*** Block opens ***
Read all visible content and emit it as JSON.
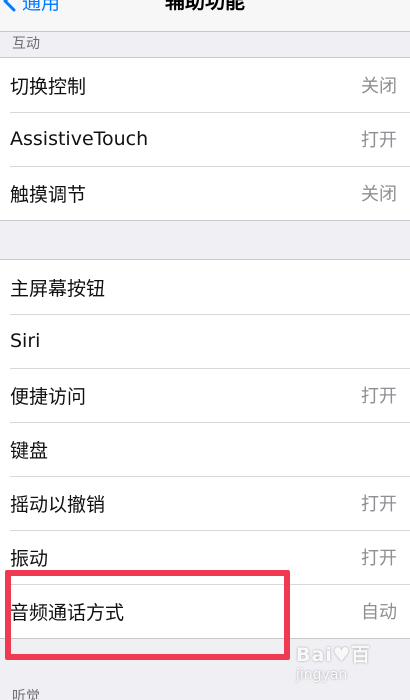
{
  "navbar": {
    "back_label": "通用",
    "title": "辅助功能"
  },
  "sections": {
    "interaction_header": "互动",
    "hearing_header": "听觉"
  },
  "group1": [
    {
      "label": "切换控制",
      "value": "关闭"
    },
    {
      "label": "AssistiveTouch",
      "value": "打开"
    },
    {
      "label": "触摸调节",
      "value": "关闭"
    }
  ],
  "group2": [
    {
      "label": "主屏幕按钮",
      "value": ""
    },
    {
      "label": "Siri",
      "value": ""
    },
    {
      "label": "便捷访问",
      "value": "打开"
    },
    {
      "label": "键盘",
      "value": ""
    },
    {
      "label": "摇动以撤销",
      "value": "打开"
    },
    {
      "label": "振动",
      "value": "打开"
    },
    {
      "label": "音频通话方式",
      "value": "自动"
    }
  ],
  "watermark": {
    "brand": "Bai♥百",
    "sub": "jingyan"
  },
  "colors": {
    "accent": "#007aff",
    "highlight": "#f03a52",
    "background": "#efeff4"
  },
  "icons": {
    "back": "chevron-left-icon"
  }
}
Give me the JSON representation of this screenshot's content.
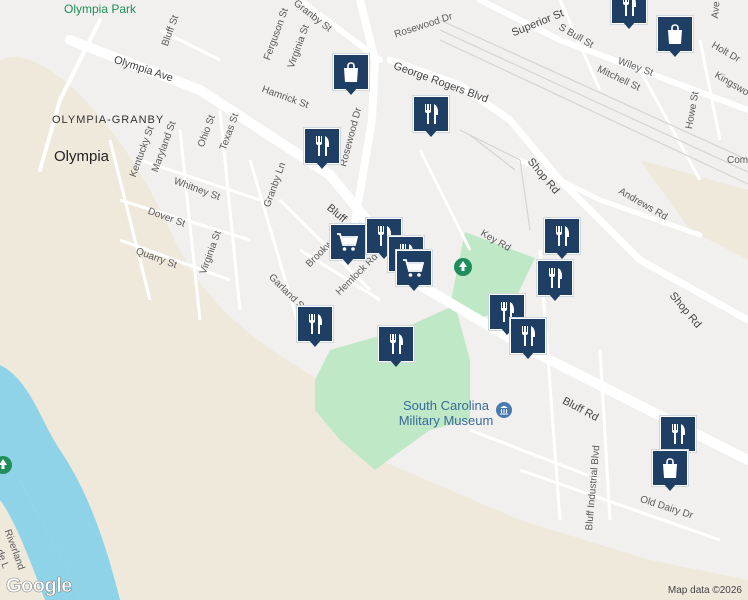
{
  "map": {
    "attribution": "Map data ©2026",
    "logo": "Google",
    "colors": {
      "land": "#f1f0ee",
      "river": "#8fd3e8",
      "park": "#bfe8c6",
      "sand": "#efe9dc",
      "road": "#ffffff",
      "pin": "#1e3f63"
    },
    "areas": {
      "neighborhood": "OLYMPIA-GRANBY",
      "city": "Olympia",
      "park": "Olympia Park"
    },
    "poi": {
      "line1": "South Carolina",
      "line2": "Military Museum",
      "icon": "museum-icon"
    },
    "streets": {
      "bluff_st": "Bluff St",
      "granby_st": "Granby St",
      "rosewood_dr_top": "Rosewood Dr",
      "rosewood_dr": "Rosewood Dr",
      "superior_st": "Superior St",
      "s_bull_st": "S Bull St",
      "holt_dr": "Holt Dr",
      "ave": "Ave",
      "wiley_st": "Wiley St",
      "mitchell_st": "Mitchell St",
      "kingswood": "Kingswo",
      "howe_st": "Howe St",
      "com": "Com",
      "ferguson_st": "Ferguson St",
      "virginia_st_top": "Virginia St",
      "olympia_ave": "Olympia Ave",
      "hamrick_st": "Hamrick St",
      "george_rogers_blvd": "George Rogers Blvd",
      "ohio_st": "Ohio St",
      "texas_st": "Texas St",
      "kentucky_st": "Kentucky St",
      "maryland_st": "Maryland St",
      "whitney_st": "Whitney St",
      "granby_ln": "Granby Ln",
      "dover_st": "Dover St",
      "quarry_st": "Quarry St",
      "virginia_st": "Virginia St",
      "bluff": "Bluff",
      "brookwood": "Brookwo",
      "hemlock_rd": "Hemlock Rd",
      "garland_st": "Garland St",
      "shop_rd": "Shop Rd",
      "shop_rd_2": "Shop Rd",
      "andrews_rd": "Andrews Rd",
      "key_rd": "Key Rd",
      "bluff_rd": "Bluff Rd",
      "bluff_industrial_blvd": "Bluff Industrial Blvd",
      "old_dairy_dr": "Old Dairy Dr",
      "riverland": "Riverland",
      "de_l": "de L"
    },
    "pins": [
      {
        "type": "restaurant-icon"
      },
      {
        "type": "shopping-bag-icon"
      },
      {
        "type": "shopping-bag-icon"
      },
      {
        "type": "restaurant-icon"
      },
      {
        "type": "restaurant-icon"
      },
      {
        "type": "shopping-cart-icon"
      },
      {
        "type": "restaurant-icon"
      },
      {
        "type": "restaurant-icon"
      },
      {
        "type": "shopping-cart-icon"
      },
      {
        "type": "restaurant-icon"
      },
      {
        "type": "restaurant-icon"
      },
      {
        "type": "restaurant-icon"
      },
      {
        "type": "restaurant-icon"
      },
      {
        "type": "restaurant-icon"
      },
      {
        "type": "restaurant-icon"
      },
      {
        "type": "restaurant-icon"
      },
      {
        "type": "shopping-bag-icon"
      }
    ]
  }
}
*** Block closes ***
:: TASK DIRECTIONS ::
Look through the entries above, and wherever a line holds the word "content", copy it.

:: RESPONSE TO THIS TASK ::
Read all visible content and emit it as JSON.
Give me the JSON representation of this screenshot's content.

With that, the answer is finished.